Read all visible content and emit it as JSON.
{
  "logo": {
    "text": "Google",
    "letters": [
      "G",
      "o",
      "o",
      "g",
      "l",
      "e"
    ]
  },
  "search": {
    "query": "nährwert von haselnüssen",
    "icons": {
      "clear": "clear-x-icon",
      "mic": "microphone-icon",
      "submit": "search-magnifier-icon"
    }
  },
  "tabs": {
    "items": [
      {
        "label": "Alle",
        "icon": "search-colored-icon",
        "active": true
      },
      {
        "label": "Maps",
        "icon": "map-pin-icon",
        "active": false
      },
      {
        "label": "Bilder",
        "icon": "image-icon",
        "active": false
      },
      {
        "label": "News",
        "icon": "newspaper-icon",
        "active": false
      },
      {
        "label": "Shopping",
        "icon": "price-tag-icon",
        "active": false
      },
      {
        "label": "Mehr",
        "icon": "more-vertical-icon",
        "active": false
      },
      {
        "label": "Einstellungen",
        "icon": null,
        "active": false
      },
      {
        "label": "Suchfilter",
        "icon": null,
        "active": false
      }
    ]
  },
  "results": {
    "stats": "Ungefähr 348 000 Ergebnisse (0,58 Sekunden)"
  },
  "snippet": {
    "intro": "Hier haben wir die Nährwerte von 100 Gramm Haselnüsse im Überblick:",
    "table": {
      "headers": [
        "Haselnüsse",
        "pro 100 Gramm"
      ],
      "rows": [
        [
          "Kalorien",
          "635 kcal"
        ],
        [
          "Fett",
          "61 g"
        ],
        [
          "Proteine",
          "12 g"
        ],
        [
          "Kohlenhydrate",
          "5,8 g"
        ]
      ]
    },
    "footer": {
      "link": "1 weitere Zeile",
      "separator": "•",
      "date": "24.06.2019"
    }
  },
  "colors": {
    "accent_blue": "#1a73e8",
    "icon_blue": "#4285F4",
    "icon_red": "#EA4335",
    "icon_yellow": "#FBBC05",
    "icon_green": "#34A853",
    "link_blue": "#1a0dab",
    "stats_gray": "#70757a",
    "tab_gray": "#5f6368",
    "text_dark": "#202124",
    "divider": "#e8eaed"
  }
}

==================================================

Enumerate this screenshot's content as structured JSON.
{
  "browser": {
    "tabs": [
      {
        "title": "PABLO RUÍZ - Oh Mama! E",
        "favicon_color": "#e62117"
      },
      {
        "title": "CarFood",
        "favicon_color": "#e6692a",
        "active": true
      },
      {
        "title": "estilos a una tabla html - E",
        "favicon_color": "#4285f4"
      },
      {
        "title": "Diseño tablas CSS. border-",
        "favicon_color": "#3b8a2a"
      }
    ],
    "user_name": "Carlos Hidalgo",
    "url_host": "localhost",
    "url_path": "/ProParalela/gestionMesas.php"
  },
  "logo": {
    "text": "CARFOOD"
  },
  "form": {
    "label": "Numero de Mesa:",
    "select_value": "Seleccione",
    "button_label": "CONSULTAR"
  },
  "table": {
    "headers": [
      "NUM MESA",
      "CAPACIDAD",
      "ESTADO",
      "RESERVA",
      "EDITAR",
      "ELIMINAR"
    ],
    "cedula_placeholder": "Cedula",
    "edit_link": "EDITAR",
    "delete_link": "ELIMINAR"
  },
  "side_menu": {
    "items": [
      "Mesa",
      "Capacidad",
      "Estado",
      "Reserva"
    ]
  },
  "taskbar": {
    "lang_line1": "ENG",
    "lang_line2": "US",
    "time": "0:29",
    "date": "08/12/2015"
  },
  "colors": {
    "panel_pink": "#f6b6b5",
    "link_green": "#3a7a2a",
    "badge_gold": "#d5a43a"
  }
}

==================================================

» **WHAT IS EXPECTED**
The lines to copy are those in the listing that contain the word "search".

» **EXERCISE OUTPUT**
  "search": {
      "submit": "search-magnifier-icon"
        "icon": "search-colored-icon",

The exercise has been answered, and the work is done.